8 May

Glass SlipperOn a whim I’ve been reading G.K.Chesterton’s nonfiction book Orthodoxy. In the chapter called ‘The Ethics of Elfland’, he talks about his belief in fairy tales:

They seem to me to be the entirely reasonable things. Fairyland is nothing but the sunny country of common sense….Old nurses do not tell children about the grass, but about the fairies that dance on the grass; and the old  Greeks could not see the trees for the dryads.

Chesterton proceeds to tell us what he has learnt from his childhood immersion in Fairyland or ‘Elfland’: 

I am concerned with a certain way of looking at life, which was created in me by the fairy tales, but has since been meekly ratified by the mere facts.

Existence for Chesterton is a surprise, but it is a pleasant surprise, one we do well not to take for granted, nor to probe too insistently. ‘In the fairy tale an incomprehensible happiness rests upon an incomprehensible condition. A box is opened, and all evils fly out. A word is forgotten, and cities perish. A lamp is lit, and love flies away.’
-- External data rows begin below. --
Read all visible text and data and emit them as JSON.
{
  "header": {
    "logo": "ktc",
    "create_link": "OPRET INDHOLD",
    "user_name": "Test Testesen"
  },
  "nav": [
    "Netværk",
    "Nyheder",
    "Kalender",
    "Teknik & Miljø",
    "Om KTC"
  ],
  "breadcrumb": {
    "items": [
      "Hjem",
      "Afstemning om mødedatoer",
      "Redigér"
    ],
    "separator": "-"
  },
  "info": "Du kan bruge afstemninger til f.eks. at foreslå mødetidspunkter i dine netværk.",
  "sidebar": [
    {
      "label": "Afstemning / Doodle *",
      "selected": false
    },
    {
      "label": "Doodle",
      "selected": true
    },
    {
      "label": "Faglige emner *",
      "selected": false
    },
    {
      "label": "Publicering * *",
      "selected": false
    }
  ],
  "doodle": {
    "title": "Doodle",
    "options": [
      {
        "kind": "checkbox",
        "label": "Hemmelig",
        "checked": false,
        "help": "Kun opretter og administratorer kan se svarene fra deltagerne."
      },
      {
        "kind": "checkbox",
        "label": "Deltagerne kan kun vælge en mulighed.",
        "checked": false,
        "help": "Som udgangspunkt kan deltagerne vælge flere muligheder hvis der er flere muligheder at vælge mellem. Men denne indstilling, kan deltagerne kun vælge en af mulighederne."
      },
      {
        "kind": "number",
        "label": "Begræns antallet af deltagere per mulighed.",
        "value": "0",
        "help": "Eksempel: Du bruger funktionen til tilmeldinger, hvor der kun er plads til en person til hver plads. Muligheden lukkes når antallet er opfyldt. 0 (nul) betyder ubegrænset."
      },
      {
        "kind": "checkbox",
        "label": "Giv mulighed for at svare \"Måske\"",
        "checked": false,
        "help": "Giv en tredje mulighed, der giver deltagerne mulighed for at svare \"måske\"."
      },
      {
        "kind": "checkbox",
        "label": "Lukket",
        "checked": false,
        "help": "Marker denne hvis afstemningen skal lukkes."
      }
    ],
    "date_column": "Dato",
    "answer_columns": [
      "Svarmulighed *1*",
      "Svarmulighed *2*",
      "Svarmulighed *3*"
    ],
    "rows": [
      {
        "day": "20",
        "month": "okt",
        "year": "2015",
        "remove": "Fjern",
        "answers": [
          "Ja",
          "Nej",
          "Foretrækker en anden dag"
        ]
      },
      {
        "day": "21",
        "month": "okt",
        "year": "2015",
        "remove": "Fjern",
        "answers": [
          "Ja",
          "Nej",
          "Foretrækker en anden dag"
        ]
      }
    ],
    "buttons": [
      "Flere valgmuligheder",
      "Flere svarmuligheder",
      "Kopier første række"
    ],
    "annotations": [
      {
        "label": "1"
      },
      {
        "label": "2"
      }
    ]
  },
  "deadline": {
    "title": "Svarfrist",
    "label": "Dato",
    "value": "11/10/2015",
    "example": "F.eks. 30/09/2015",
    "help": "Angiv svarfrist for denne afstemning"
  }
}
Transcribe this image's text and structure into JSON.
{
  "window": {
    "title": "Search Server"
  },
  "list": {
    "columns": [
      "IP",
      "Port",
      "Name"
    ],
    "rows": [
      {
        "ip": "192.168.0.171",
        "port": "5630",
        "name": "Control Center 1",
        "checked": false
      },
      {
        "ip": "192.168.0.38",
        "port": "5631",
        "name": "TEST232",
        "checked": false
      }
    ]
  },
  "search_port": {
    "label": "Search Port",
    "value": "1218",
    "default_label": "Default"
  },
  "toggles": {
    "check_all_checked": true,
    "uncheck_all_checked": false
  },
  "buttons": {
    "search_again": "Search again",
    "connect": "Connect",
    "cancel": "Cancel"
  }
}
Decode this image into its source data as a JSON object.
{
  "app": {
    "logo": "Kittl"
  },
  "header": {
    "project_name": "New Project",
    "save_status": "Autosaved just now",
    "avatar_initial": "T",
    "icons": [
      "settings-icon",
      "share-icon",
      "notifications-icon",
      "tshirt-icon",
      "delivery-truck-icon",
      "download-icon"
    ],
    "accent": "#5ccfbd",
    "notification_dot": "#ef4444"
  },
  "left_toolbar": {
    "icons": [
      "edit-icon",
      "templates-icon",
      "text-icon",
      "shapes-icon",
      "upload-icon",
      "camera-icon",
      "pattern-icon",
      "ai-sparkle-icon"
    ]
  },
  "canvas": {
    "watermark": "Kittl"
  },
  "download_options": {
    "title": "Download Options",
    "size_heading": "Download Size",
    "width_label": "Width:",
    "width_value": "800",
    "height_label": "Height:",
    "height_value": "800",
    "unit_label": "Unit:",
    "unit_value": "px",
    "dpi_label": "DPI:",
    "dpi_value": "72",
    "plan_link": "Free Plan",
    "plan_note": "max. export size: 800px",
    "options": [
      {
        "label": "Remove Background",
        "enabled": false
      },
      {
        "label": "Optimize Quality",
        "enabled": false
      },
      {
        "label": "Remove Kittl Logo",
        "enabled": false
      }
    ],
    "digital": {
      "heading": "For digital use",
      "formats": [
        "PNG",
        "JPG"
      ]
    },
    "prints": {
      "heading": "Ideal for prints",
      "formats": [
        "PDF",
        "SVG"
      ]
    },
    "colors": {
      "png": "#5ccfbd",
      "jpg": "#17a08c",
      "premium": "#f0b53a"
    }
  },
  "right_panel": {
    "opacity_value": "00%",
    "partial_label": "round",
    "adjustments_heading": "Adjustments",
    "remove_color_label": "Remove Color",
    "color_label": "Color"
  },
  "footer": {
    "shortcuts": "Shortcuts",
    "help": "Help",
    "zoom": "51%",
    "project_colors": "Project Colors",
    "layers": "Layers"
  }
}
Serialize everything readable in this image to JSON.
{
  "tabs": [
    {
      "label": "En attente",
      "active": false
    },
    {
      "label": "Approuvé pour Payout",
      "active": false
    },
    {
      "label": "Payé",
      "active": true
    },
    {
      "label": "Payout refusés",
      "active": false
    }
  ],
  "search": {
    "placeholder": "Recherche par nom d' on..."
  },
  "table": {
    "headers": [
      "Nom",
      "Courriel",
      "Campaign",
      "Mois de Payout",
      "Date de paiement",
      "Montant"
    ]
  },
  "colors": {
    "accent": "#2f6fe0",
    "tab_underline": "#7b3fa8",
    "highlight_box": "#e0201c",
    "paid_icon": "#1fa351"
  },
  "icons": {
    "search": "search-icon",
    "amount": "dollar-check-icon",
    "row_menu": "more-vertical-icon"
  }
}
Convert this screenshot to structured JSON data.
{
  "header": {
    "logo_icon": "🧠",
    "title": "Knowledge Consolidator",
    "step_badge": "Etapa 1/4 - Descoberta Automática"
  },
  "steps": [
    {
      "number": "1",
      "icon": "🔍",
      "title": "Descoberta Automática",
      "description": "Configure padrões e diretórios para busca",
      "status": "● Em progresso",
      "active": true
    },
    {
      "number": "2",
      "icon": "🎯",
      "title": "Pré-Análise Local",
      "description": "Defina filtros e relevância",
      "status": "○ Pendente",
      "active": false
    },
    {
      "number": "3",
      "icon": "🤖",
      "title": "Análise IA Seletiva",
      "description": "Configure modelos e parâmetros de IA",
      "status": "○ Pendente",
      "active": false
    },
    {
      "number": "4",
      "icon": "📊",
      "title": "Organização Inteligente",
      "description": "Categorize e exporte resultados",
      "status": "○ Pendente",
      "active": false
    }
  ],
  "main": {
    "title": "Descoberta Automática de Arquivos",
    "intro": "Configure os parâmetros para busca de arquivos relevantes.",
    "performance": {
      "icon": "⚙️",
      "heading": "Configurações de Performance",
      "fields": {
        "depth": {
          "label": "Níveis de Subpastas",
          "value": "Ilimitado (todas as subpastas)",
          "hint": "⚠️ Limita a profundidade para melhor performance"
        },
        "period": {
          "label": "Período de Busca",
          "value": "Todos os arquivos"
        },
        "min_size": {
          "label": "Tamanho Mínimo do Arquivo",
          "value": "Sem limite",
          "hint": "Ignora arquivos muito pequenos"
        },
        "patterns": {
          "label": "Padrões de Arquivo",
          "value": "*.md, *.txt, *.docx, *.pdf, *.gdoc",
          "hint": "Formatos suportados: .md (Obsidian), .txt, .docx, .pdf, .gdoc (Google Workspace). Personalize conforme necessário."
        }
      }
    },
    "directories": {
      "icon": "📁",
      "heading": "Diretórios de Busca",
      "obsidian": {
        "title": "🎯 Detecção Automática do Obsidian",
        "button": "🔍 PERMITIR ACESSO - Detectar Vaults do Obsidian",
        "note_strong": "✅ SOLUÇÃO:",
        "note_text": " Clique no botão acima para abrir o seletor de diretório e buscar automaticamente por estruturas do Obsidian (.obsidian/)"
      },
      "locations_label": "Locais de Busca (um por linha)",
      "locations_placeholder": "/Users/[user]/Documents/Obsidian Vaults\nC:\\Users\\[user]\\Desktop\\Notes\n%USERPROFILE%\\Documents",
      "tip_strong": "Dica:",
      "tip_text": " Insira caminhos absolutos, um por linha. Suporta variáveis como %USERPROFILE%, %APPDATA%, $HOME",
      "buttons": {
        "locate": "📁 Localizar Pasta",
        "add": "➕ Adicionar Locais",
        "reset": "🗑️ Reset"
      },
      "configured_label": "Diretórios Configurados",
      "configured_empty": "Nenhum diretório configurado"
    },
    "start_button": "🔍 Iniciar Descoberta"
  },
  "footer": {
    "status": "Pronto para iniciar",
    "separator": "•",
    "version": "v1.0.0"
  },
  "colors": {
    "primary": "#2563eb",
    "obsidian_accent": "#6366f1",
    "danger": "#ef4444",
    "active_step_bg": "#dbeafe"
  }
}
Commenting on the abundance of glass which we find in fairy tales – glass slippers, glass castles, glass hills, mirrors – he adds:

This thin glitter of glass everywhere is the expression of the fact that the happiness is bright but brittle, like the substance most easily smashed by a housemaid or a cat. And this fairy-tale sentiment also sank into me and became my sentiment towards the whole world. I felt and feel that life itself is as bright as the diamond, but as brittle as the window-pane; and when the heavens were compared to the terrible crystal I can remember a shudder. I was afraid that God would drop the cosmos with a crash.

But he reminds us, wisely, that being breakable is not the same as being perishable.

Strike a glass, and it will not endure an instant; simply do not strike it, and it will endure a thousand years. Such, it seemed, was the joy of man, either in elfland or on earth; the happiness depended on not doing something which you could at any moment do and which, very often,  it was not obvious why you should not do.

Now, the point here is that to me this did not seem unjust… If Cinderella says, “How is it that I must leave the ball at twelve?” her godmother might answer, “How is it that you are going there till twelve?”… And it seemed to me that existence was itself so very eccentric a legacy that I could not complain of not understanding the limitations of the vision when I did not understand the vision they limited. The frame was no stranger than the picture.

I’m not totally sure what Chesterton is saying about happiness here, but I think it may be something akin to the rather irritating but useful maxim, ‘If it aint broke don’t fix it.’  Just be grateful you have it.  Happiness may come to us through small but wonderful things. ‘Men  might fast forty days for the sake of hearing a blackbird sing. Men might go through fire to find a cowslip.’ But generally they don’t have to do these difficult things. They just need to pay attention. Happiness is mysterious and we should not struggle to enhance it. 

 A man is a fool who complains that he cannot enter Eden by five gates at once.

One gate is enough.